The whole recumbent stone circle thing fell a little bit flat with me. We've had enough about various stone circles over the years in Who and without. While this in itself doesn't necessarily make something bad it just fell flat. It just lost my interest.
On the other hand there were some great things about the story. Trevor Littledale's performance was excellent. I had to check the credits to make sure that it wasn't Peter Halliday. The voice was almost spot on and it gave me a good visual reference for Garlin. I also liked that the aliens weren't depicted as completely evil, which is a very Pertwee-era thing to do. The Doctor jumping at a chance to get into a jet was SPOT ON for Pertwee and made me grin like an idiot.
At the end of the day, I found this audio pretty underwhelming which has been par for the course so far. There were some nice Pertwee era elements and I did smile a bit but the story as a whole just wasn't very interesting and the flat narration made it really hard to get into things. Due to all that I gave it a 6/10. Overall I liked it but it could have been a lot better.
Final Rating: 6/10

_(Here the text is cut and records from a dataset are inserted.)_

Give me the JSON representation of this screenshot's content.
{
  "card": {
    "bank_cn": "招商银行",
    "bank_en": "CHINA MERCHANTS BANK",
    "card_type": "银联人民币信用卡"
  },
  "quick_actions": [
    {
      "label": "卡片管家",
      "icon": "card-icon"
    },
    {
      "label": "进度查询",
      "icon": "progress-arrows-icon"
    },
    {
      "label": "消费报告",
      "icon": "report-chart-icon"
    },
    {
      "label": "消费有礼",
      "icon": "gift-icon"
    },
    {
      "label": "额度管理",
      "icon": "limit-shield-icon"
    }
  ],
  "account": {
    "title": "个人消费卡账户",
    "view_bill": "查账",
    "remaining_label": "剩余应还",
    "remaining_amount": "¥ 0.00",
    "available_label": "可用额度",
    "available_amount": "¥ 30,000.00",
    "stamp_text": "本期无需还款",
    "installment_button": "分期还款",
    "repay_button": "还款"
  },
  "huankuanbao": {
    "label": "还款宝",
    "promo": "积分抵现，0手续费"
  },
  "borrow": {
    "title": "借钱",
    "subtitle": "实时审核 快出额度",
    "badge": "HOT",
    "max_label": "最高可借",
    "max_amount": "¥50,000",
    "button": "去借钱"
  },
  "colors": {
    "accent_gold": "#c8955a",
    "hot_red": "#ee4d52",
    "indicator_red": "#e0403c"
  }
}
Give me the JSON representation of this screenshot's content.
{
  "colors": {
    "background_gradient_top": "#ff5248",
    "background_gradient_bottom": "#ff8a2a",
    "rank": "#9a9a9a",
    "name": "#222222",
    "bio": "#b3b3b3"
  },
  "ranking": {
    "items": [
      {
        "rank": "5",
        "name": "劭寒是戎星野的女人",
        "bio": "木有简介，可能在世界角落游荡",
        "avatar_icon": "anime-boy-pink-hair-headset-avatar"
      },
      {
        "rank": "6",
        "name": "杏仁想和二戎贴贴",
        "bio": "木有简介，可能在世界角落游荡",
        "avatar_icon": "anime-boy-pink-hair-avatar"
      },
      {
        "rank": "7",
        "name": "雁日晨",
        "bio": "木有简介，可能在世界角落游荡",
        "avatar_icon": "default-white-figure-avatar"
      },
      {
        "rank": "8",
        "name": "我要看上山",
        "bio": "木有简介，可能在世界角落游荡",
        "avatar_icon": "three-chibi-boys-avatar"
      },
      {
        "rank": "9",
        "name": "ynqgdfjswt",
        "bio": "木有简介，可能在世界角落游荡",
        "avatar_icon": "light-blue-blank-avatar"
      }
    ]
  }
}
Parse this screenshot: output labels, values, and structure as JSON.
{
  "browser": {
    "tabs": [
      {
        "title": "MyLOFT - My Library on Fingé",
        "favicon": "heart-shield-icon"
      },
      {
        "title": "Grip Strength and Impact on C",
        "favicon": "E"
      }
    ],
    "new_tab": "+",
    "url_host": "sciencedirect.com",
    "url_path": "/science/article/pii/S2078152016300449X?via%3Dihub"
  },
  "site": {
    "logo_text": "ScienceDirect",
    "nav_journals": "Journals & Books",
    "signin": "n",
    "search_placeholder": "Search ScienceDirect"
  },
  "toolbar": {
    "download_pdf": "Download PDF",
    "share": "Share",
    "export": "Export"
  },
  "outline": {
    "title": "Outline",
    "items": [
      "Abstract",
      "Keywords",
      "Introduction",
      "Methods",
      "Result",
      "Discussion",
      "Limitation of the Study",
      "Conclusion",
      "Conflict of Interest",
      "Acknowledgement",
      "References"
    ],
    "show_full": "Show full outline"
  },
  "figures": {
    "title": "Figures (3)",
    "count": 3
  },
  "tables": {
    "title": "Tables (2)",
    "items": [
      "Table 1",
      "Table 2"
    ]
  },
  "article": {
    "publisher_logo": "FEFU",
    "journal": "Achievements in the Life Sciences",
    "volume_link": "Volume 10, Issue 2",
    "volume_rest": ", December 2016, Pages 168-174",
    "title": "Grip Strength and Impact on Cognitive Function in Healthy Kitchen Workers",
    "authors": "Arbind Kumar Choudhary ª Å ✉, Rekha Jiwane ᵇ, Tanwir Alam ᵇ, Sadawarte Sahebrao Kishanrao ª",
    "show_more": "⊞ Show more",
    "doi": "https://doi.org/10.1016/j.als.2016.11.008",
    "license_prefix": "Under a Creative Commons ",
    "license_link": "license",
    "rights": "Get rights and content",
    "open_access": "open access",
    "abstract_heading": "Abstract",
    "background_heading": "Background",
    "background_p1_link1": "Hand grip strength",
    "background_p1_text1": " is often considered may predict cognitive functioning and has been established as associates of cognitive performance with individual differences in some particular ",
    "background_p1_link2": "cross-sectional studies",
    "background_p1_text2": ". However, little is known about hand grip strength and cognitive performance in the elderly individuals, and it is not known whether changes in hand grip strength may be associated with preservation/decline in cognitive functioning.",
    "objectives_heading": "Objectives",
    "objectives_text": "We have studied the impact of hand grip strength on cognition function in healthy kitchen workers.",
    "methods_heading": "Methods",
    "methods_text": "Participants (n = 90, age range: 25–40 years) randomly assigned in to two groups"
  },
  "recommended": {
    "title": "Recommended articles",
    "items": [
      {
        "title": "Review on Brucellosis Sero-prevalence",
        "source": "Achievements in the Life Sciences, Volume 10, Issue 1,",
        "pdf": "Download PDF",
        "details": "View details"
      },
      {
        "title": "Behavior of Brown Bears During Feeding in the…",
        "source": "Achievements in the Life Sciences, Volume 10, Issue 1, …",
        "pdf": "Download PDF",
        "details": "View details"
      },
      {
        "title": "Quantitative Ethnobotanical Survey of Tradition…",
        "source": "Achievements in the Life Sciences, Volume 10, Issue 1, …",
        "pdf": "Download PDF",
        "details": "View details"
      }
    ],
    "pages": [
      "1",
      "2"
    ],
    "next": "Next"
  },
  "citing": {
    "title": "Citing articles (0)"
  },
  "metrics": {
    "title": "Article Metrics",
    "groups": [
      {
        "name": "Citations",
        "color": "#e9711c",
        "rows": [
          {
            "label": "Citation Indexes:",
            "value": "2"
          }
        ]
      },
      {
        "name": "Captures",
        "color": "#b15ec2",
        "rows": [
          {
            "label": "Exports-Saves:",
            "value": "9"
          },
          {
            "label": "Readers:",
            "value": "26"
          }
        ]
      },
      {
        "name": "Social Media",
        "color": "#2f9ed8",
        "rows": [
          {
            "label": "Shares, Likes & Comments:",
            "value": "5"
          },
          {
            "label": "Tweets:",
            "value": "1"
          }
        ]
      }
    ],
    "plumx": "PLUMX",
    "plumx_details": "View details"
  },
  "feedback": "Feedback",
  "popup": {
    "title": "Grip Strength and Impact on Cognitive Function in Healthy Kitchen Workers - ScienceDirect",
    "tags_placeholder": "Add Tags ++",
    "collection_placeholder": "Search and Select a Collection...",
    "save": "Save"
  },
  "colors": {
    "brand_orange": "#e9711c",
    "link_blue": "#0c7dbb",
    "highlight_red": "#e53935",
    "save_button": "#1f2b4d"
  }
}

Recommendation: Flat and seemingly dull. Trevor Littledale puts in a great performance but Richard Franklin just seems to be picking up a paycheck. I expected a lot from this story taking place in one of my favorite eras of the show and it just did not deliver. If you are a fan of the series your head will boggle at the various contradictions in place, which is incredibly distracting. The fact that the story is not that interesting is the final nail in the coffin. I'd suggest skipping this one.